I realized as I’ve been posting some of my old drawings that my self deprecation and self criticism has been pretty harsh. In all fairness, the samples of my art that I’ve posted was bad. Sure, I was just a kid when I drew most of that stuff, but that doesn’t change the fact that it sucked. Not everything I’ve drawn, however, has been terrible. In fact, some of it has been passably decent. And so that no one gets the idea that I was completely devoid of artistic skills, I have a few pieces to share with you.
First, we have a caricature of Adam West as Batman and Burt Ward as Robin.I drew this back in 1989, and then colored it in 1990. It was after this that I realized I couldn’t keep coloring my work with markers. I never really learned how to use any other medium other than markers, but I realized I was ruining whatever quality my work may have had.
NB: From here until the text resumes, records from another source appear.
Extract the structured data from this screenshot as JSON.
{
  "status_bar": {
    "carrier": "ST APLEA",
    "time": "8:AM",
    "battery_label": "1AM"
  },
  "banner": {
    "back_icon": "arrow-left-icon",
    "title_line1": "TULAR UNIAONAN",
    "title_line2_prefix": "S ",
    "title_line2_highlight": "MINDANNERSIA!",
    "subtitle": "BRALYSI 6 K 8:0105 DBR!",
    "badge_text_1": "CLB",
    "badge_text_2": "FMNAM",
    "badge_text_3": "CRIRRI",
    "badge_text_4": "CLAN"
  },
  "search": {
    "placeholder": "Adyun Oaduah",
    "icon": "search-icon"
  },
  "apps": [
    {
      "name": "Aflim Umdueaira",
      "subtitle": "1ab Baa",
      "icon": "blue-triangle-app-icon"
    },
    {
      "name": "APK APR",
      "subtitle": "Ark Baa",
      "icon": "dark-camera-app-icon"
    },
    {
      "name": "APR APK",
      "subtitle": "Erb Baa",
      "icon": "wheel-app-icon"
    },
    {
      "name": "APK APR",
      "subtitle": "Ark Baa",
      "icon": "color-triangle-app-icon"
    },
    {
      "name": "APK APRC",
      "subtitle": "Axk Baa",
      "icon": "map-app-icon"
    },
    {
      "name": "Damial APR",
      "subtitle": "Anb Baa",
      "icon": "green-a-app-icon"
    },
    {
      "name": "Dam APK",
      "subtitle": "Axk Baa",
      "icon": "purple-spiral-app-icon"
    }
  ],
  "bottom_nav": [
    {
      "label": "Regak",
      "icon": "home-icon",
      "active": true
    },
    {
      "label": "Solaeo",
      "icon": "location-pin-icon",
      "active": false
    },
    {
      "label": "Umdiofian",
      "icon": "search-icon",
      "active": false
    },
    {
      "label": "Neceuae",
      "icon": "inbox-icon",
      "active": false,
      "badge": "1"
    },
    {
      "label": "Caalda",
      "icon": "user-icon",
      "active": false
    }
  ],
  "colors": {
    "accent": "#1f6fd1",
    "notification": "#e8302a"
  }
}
I started moving more towards more humorous work in the late 1980s and early 90s, favoring cartoons and caricatures. This Batman piece was to be one of many caricatures of characters from film and television that I loved. I only got around to doing a handful of pieces like this, before “retiring.”
This Leatherface piece was done in 1989, just as I was really hitting whatever stride I had with my adopted cartoonish style. I did this piece right around the same time I did the Batman and Robin piece, but clearly I kept it black and white. I used shading film, which was my preferred weapon of choice in creating depth and texture in much of my later work.
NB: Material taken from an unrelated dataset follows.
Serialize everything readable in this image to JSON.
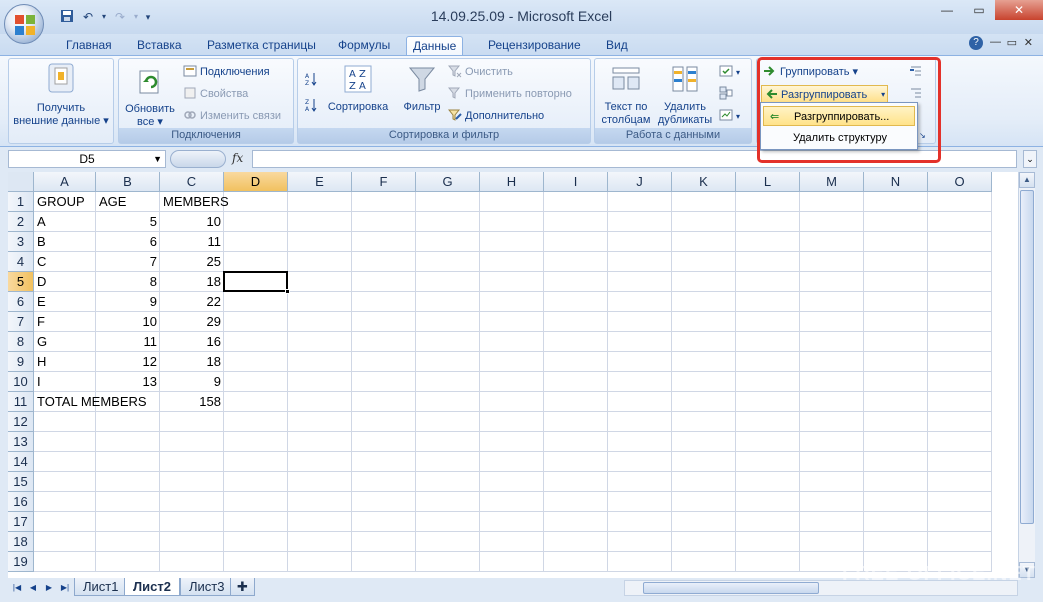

And here is another caricature of Leatherface and his brothers, Choptop and the Cook from Texas Chainsaw Massacre 2. For some reason I never signed this one, so I have no idea when I drew it, though if memory serves me correctly it was before the other piece.
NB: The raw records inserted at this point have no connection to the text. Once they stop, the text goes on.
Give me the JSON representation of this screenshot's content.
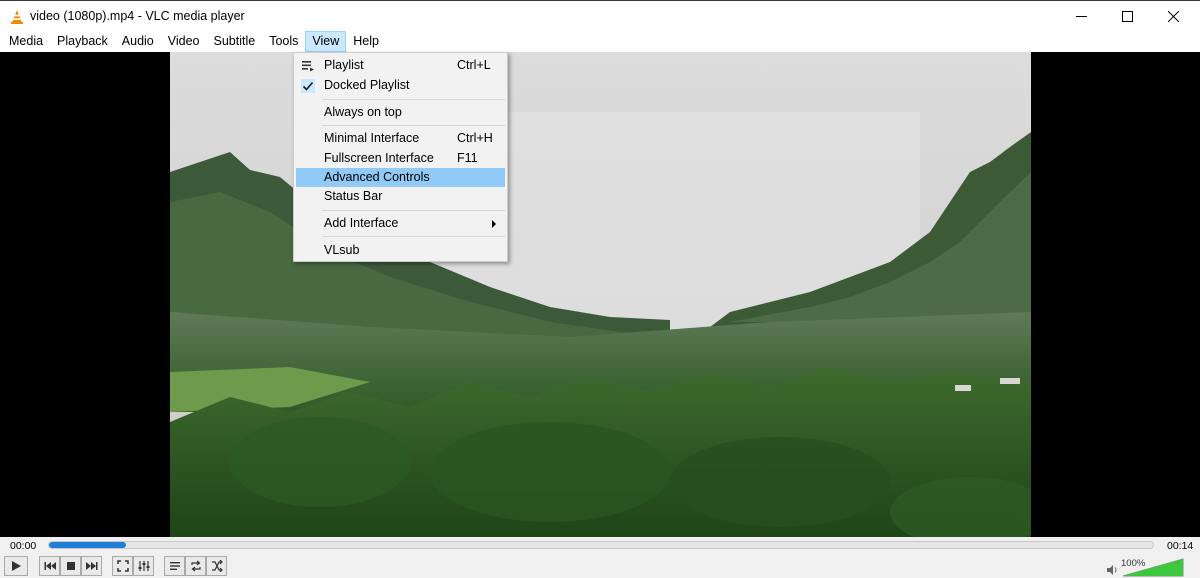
{
  "window": {
    "title": "video (1080p).mp4 - VLC media player",
    "accent": "#cce8ff"
  },
  "menubar": {
    "items": [
      {
        "label": "Media"
      },
      {
        "label": "Playback"
      },
      {
        "label": "Audio"
      },
      {
        "label": "Video"
      },
      {
        "label": "Subtitle"
      },
      {
        "label": "Tools"
      },
      {
        "label": "View",
        "open": true
      },
      {
        "label": "Help"
      }
    ]
  },
  "view_menu": {
    "items": [
      {
        "label": "Playlist",
        "shortcut": "Ctrl+L",
        "icon": "playlist-icon"
      },
      {
        "label": "Docked Playlist",
        "shortcut": "",
        "icon": "check-icon",
        "checked": true
      },
      {
        "label": "Always on top",
        "shortcut": ""
      },
      {
        "label": "Minimal Interface",
        "shortcut": "Ctrl+H"
      },
      {
        "label": "Fullscreen Interface",
        "shortcut": "F11"
      },
      {
        "label": "Advanced Controls",
        "shortcut": "",
        "highlighted": true
      },
      {
        "label": "Status Bar",
        "shortcut": ""
      },
      {
        "label": "Add Interface",
        "shortcut": "",
        "submenu": true
      },
      {
        "label": "VLsub",
        "shortcut": ""
      }
    ],
    "highlight_color": "#91c9f7"
  },
  "player": {
    "time_elapsed": "00:00",
    "time_total": "00:14",
    "progress": 0.07,
    "progress_color": "#1f7fd8",
    "volume_label": "100%",
    "volume_level": 1.0,
    "volume_color": "#3cc83c",
    "buttons": [
      "play-icon",
      "previous-icon",
      "stop-icon",
      "next-icon",
      "fullscreen-icon",
      "extended-settings-icon",
      "playlist-toggle-icon",
      "loop-icon",
      "shuffle-icon"
    ]
  }
}
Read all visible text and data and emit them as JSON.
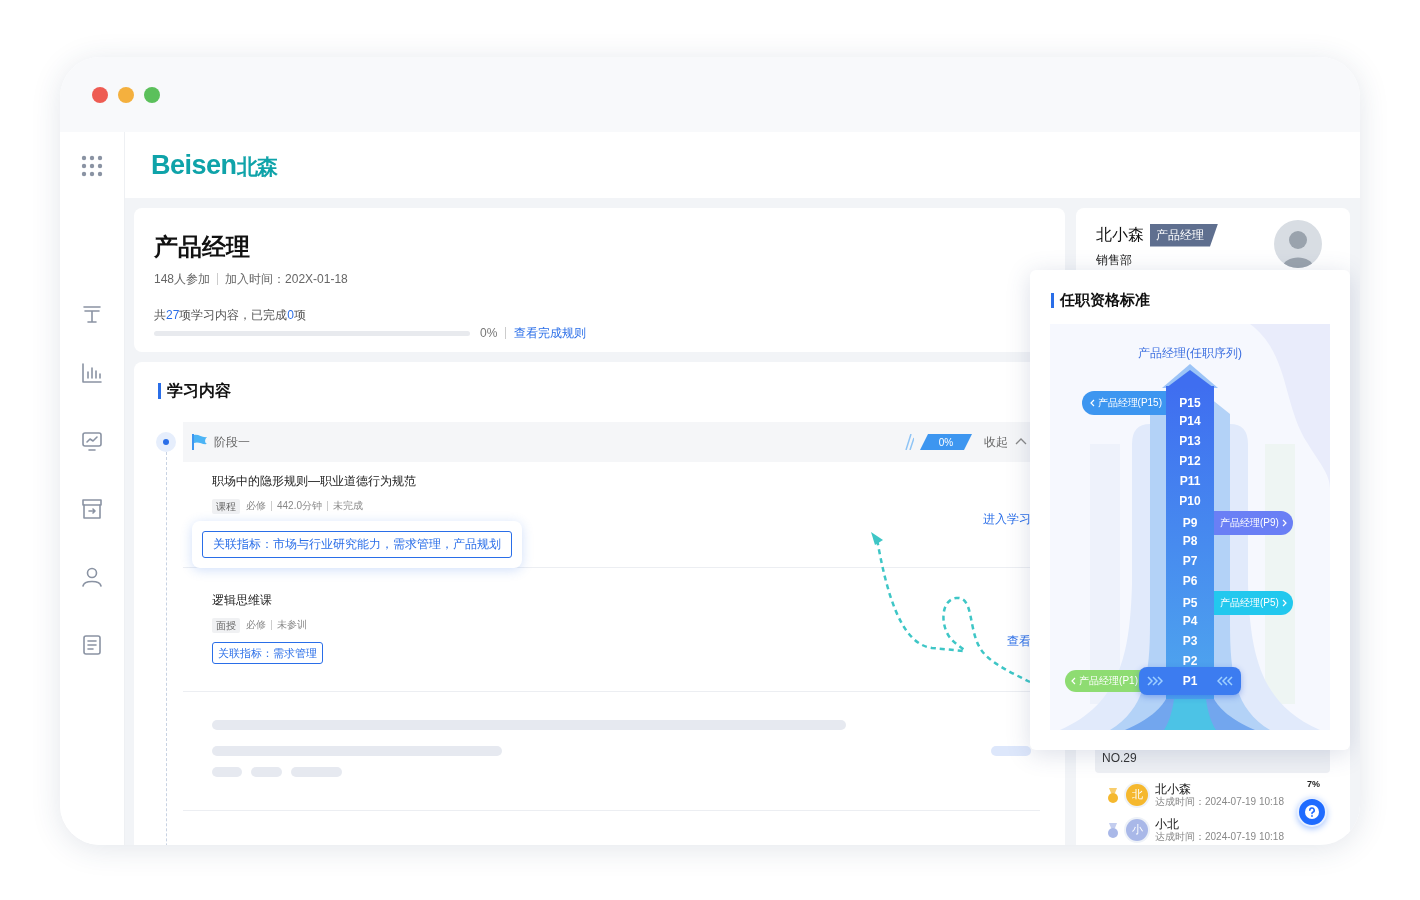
{
  "logo": {
    "latin": "Beisen",
    "chinese": "北森"
  },
  "course": {
    "title": "产品经理",
    "participants": "148人参加",
    "joined": "加入时间：202X-01-18",
    "summary": "共**27**项学习内容，已完成**0**项",
    "progress": {
      "level": 0,
      "reading": "0%"
    },
    "rules_link": "查看完成规则"
  },
  "study": {
    "title": "学习内容",
    "stage": {
      "name": "阶段一",
      "progress": "0%",
      "toggle": "收起",
      "expanded": true
    },
    "items": [
      {
        "kind": "course",
        "title": "职场中的隐形规则—职业道德行为规范",
        "type": "课程",
        "meta": [
          "必修",
          "442.0分钟",
          "未完成"
        ],
        "indicators": "关联指标：市场与行业研究能力，需求管理，产品规划",
        "highlighted": true,
        "action": "进入学习"
      },
      {
        "kind": "course",
        "title": "逻辑思维课",
        "type": "面授",
        "meta": [
          "必修",
          "未参训"
        ],
        "indicators": "关联指标：需求管理",
        "highlighted": false,
        "action": "查看"
      },
      {
        "kind": "skeleton"
      }
    ]
  },
  "profile": {
    "name": "北小森",
    "role": "产品经理",
    "department": "销售部"
  },
  "ranking": {
    "my_rank": "NO.29",
    "rows": [
      {
        "avatar": "北",
        "name": "北小森",
        "time": "达成时间：2024-07-19 10:18",
        "percent": "7%",
        "color": "#f5b82e"
      },
      {
        "avatar": "小",
        "name": "小北",
        "time": "达成时间：2024-07-19 10:18",
        "color": "#a9b8e8"
      }
    ]
  },
  "qualification": {
    "title": "任职资格标准",
    "ladder_title": "产品经理(任职序列)",
    "levels": [
      {
        "label": "P15",
        "tag": {
          "text": "产品经理(P15)",
          "kind": "left",
          "color": "#3d96f0"
        }
      },
      {
        "label": "P14"
      },
      {
        "label": "P13"
      },
      {
        "label": "P12"
      },
      {
        "label": "P11"
      },
      {
        "label": "P10"
      },
      {
        "label": "P9",
        "tag": {
          "text": "产品经理(P9)",
          "kind": "right",
          "color": "#6a7ff5"
        }
      },
      {
        "label": "P8"
      },
      {
        "label": "P7"
      },
      {
        "label": "P6"
      },
      {
        "label": "P5",
        "tag": {
          "text": "产品经理(P5)",
          "kind": "right",
          "color": "#22c8ee"
        }
      },
      {
        "label": "P4"
      },
      {
        "label": "P3"
      },
      {
        "label": "P2"
      },
      {
        "label": "P1",
        "kind": "base",
        "tag": {
          "text": "产品经理(P1)",
          "kind": "left",
          "color": "#8edc72"
        }
      }
    ]
  }
}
I hope this guy is recognizable. This is from 1990. I had done several other drawings of Mr. Spock. This was meant to be the first in a series of Star Trek caricatures, but all the others turned out really crappy.
This is an illustration I did in 1990 of gorilla soldiers from Planet of the Apes. Even though I was working mostly in the more cartoonish style, once in a while I’d try to get a bit more serious. I never colored it because I was worried I would ruin it.
This last piece is a single panel cartoon I did in 1990. I started doing a lot of single panel stuff in the late 1980s. My best works were these single panel pieces, which started out humorous, but took a much more somber and political tone as time progressed. I did a series of pieces about apartheid in South Africa, then moved into the area of gang violence. This piece represents one of the last, if not the last of my single panel strips. I won’t go into the full meaning of this piece, but there is more going on than what is most obvious, and clearly I had a lot on my mind with this one.